The Department of Veterans’ Affairs (“VA”) has been embarrassingly slow to award veterans benefits for exposure to Agent Orange, an herbicide that has dangerous affects on those who have been exposed to it and creates birth defects in their offspring. Even though the herbicide has been linked to multiple cancers and other illnesses, the VA generally denies benefits claims based on non-presumptive illnesses and certain service locations.
Okinawa is one such location. The VA only awards disability benefits to those exposed to Agent Orange outside of Korea or Vietnam when certain requirements are met. For example, disability benefits might be awarded if it can be shown that the herbicide was tested or stored in the veteran’s service location. Because the VA has not found definitive proof that Agent Orange was stored in Okinawa, many Vietnam-era veterans with Agent Orange related illnesses have been unable to win benefits.
One unnamed Oakland veteran, however, has managed to crack the code. This blog explains how veterans who served in Okinawa may be able to win disability benefits based on Agent Orange exposure.
Servicemen Win Benefits Based on Likely Agent Orange Exposure in Okinawa, Japan
The veteran from Oakland served as an aircraft crew chief in Okinawa. During his time in service he was regularly exposed to many chemicals returning from Vietnam, such as 2,4-D, 2,4,5-T, and Dioxin, all of which are associated with the production of Agent Orange. When he developed prostate cancer, one of the cancers associated with Agent Orange, he applied for disability benefits. While he did not win at first, the Board of Veterans’ Appeals (“the Board”) ultimately overturned the Oakland Regional Office’s (“RO”) decision, finding that, “while [he] was not exposed to Agent Orange per se, the evidence is in equipoise as to whether he was exposed to its chemical components that VA determined cause prostate cancer.”
A second veteran had a similar experience.
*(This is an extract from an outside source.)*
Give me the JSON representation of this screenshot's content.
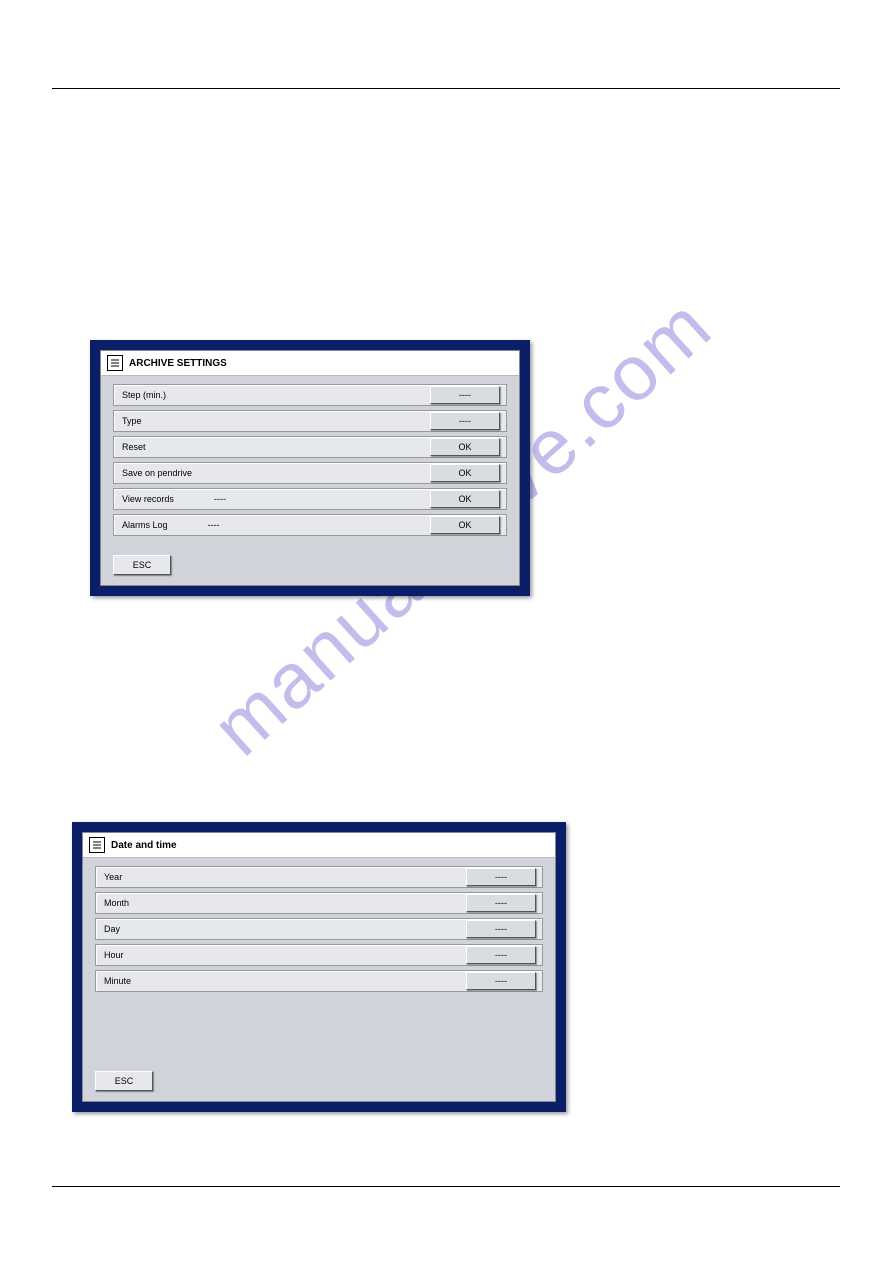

His job in Okinawa was to load and unload leaky barrels from cargo ships heading to and from Vietnam, including many with orange bands around them, indicating that they contained Agent Orange. He applied for disability benefits after developing diabetes mellitus, type 2, another disease associated with the herbicide. Much like the Oakland veteran, he initially lost his claim, but prevailed when the Board overturned the Winston-Salem, N.C. RO’s decision, finding that there was “a reasonable probability that…the Veteran was exposed to Agent Orange from leaking barrels.” In the absence of documentary proof, the Board declined to find that Agent Orange was definitively stored in Okinawa.
A Step in the Right Direction for Veterans Seeking Agent Orange Related Disability Compensation
While the VA continues to resist a definitive determination that Agent Orange was stored in Okinawa, the experiences of the above two veterans indicate that disability claims based on Agent Orange exposure in Okinawa can be successful when the right steps are taken.
How You Can Win Agent Orange Related Disability Benefits
If you believe you are suffering from an illness related to agent-orange exposure, there are two steps you should take right away. First, apply for disability benefits through your RO. If you are happy with the RO’s decision, you are done! However, if your application is denied or you receive an unacceptable rating decision, it is time to hire an experienced Veteran’s Law attorney. An attorney can help you gather the evidence you need to make a strong case, and will greatly increase your chances of winning on appeal.
With decades of combined experience overturning VA denials, we are confident that we can help you win the benefits you deserve. Once you receive your RO decision, send us a note online or give us a call at (877) 629-1712 to see if we can help you win your appeal.